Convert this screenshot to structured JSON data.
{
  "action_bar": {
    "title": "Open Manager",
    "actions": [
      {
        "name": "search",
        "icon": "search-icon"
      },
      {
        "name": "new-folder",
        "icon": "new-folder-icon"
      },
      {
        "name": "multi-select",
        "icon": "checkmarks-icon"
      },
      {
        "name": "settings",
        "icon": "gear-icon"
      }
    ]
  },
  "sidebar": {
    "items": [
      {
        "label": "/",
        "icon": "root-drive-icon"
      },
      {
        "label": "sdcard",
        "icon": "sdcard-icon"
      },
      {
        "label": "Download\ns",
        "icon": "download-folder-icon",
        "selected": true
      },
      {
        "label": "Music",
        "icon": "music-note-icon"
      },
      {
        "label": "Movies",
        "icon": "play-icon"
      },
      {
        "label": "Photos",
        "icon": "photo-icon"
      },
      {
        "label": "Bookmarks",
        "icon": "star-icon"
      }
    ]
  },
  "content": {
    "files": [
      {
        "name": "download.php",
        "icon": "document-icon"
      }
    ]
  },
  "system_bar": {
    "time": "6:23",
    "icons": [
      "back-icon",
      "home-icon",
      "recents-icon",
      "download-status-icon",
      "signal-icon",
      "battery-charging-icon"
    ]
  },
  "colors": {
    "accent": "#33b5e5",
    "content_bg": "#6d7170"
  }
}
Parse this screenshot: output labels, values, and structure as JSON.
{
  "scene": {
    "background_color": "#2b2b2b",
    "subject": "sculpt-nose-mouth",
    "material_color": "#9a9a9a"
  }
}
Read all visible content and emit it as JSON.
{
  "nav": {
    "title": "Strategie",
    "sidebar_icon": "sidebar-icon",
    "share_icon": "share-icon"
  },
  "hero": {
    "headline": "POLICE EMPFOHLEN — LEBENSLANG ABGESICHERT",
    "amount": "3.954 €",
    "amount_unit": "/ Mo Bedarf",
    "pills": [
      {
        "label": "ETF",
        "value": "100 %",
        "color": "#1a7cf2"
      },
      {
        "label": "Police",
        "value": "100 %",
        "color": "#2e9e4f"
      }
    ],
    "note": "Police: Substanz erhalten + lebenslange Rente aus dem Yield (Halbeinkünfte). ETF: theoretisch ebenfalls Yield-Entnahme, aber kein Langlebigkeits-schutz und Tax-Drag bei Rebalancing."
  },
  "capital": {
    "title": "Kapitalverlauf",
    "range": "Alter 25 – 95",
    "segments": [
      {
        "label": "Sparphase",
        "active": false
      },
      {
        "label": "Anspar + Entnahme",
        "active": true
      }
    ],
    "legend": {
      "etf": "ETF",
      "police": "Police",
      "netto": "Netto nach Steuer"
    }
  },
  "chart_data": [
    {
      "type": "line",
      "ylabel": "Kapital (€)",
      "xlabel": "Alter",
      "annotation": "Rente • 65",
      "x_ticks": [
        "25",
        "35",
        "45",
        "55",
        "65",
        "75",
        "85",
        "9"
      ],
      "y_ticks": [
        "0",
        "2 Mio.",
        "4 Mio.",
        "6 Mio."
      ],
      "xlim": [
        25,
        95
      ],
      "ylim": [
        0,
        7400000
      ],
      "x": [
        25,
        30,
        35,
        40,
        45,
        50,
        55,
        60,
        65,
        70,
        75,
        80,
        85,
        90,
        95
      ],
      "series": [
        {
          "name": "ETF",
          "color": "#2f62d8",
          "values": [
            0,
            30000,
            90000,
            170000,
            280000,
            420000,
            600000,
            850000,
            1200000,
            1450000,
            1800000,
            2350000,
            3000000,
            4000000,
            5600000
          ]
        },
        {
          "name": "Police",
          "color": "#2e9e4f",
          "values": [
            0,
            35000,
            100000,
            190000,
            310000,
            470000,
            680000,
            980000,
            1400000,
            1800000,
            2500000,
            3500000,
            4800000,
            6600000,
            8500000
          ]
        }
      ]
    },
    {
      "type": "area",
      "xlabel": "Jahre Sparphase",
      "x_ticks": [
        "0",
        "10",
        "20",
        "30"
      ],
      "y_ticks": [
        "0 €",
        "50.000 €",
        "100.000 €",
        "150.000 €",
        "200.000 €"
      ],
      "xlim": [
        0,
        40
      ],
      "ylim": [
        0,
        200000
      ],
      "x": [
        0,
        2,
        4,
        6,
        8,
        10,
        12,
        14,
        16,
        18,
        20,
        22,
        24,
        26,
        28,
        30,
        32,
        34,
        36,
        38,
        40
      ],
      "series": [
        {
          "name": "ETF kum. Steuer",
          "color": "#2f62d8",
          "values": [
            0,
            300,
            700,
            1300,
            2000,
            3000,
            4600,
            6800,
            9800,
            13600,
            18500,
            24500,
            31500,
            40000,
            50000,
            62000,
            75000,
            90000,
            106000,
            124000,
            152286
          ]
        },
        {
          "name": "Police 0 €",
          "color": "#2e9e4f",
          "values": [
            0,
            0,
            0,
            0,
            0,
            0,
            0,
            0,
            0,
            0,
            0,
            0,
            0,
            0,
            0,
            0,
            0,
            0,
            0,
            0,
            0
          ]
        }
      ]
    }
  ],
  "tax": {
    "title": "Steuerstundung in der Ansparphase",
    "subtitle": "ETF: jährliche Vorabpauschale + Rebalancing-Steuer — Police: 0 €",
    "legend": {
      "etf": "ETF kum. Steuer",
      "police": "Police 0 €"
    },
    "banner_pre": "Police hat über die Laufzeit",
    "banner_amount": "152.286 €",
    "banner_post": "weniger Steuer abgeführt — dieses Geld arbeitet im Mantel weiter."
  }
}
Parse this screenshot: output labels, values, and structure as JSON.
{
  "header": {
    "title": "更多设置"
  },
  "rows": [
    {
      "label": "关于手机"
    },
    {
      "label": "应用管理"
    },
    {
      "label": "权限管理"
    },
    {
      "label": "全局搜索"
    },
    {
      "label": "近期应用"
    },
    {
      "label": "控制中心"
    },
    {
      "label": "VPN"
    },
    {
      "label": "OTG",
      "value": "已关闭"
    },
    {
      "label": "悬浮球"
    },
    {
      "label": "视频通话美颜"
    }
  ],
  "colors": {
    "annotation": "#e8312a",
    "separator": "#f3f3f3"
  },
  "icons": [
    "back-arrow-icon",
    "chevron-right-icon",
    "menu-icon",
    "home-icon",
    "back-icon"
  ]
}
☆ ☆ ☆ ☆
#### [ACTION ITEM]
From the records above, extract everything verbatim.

#### [SOLUTION FOR THIS TASK]
Convert this screenshot to structured JSON data.
{
  "action_bar": {
    "title": "Open Manager",
    "actions": [
      {
        "name": "search",
        "icon": "search-icon"
      },
      {
        "name": "new-folder",
        "icon": "new-folder-icon"
      },
      {
        "name": "multi-select",
        "icon": "checkmarks-icon"
      },
      {
        "name": "settings",
        "icon": "gear-icon"
      }
    ]
  },
  "sidebar": {
    "items": [
      {
        "label": "/",
        "icon": "root-drive-icon"
      },
      {
        "label": "sdcard",
        "icon": "sdcard-icon"
      },
      {
        "label": "Download\ns",
        "icon": "download-folder-icon",
        "selected": true
      },
      {
        "label": "Music",
        "icon": "music-note-icon"
      },
      {
        "label": "Movies",
        "icon": "play-icon"
      },
      {
        "label": "Photos",
        "icon": "photo-icon"
      },
      {
        "label": "Bookmarks",
        "icon": "star-icon"
      }
    ]
  },
  "content": {
    "files": [
      {
        "name": "download.php",
        "icon": "document-icon"
      }
    ]
  },
  "system_bar": {
    "time": "6:23",
    "icons": [
      "back-icon",
      "home-icon",
      "recents-icon",
      "download-status-icon",
      "signal-icon",
      "battery-charging-icon"
    ]
  },
  "colors": {
    "accent": "#33b5e5",
    "content_bg": "#6d7170"
  }
}
Parse this screenshot: output labels, values, and structure as JSON.
{
  "scene": {
    "background_color": "#2b2b2b",
    "subject": "sculpt-nose-mouth",
    "material_color": "#9a9a9a"
  }
}
Read all visible content and emit it as JSON.
{
  "nav": {
    "title": "Strategie",
    "sidebar_icon": "sidebar-icon",
    "share_icon": "share-icon"
  },
  "hero": {
    "headline": "POLICE EMPFOHLEN — LEBENSLANG ABGESICHERT",
    "amount": "3.954 €",
    "amount_unit": "/ Mo Bedarf",
    "pills": [
      {
        "label": "ETF",
        "value": "100 %",
        "color": "#1a7cf2"
      },
      {
        "label": "Police",
        "value": "100 %",
        "color": "#2e9e4f"
      }
    ],
    "note": "Police: Substanz erhalten + lebenslange Rente aus dem Yield (Halbeinkünfte). ETF: theoretisch ebenfalls Yield-Entnahme, aber kein Langlebigkeits-schutz und Tax-Drag bei Rebalancing."
  },
  "capital": {
    "title": "Kapitalverlauf",
    "range": "Alter 25 – 95",
    "segments": [
      {
        "label": "Sparphase",
        "active": false
      },
      {
        "label": "Anspar + Entnahme",
        "active": true
      }
    ],
    "legend": {
      "etf": "ETF",
      "police": "Police",
      "netto": "Netto nach Steuer"
    }
  },
  "chart_data": [
    {
      "type": "line",
      "ylabel": "Kapital (€)",
      "xlabel": "Alter",
      "annotation": "Rente • 65",
      "x_ticks": [
        "25",
        "35",
        "45",
        "55",
        "65",
        "75",
        "85",
        "9"
      ],
      "y_ticks": [
        "0",
        "2 Mio.",
        "4 Mio.",
        "6 Mio."
      ],
      "xlim": [
        25,
        95
      ],
      "ylim": [
        0,
        7400000
      ],
      "x": [
        25,
        30,
        35,
        40,
        45,
        50,
        55,
        60,
        65,
        70,
        75,
        80,
        85,
        90,
        95
      ],
      "series": [
        {
          "name": "ETF",
          "color": "#2f62d8",
          "values": [
            0,
            30000,
            90000,
            170000,
            280000,
            420000,
            600000,
            850000,
            1200000,
            1450000,
            1800000,
            2350000,
            3000000,
            4000000,
            5600000
          ]
        },
        {
          "name": "Police",
          "color": "#2e9e4f",
          "values": [
            0,
            35000,
            100000,
            190000,
            310000,
            470000,
            680000,
            980000,
            1400000,
            1800000,
            2500000,
            3500000,
            4800000,
            6600000,
            8500000
          ]
        }
      ]
    },
    {
      "type": "area",
      "xlabel": "Jahre Sparphase",
      "x_ticks": [
        "0",
        "10",
        "20",
        "30"
      ],
      "y_ticks": [
        "0 €",
        "50.000 €",
        "100.000 €",
        "150.000 €",
        "200.000 €"
      ],
      "xlim": [
        0,
        40
      ],
      "ylim": [
        0,
        200000
      ],
      "x": [
        0,
        2,
        4,
        6,
        8,
        10,
        12,
        14,
        16,
        18,
        20,
        22,
        24,
        26,
        28,
        30,
        32,
        34,
        36,
        38,
        40
      ],
      "series": [
        {
          "name": "ETF kum. Steuer",
          "color": "#2f62d8",
          "values": [
            0,
            300,
            700,
            1300,
            2000,
            3000,
            4600,
            6800,
            9800,
            13600,
            18500,
            24500,
            31500,
            40000,
            50000,
            62000,
            75000,
            90000,
            106000,
            124000,
            152286
          ]
        },
        {
          "name": "Police 0 €",
          "color": "#2e9e4f",
          "values": [
            0,
            0,
            0,
            0,
            0,
            0,
            0,
            0,
            0,
            0,
            0,
            0,
            0,
            0,
            0,
            0,
            0,
            0,
            0,
            0,
            0
          ]
        }
      ]
    }
  ],
  "tax": {
    "title": "Steuerstundung in der Ansparphase",
    "subtitle": "ETF: jährliche Vorabpauschale + Rebalancing-Steuer — Police: 0 €",
    "legend": {
      "etf": "ETF kum. Steuer",
      "police": "Police 0 €"
    },
    "banner_pre": "Police hat über die Laufzeit",
    "banner_amount": "152.286 €",
    "banner_post": "weniger Steuer abgeführt — dieses Geld arbeitet im Mantel weiter."
  }
}
Parse this screenshot: output labels, values, and structure as JSON.
{
  "header": {
    "title": "更多设置"
  },
  "rows": [
    {
      "label": "关于手机"
    },
    {
      "label": "应用管理"
    },
    {
      "label": "权限管理"
    },
    {
      "label": "全局搜索"
    },
    {
      "label": "近期应用"
    },
    {
      "label": "控制中心"
    },
    {
      "label": "VPN"
    },
    {
      "label": "OTG",
      "value": "已关闭"
    },
    {
      "label": "悬浮球"
    },
    {
      "label": "视频通话美颜"
    }
  ],
  "colors": {
    "annotation": "#e8312a",
    "separator": "#f3f3f3"
  },
  "icons": [
    "back-arrow-icon",
    "chevron-right-icon",
    "menu-icon",
    "home-icon",
    "back-icon"
  ]
}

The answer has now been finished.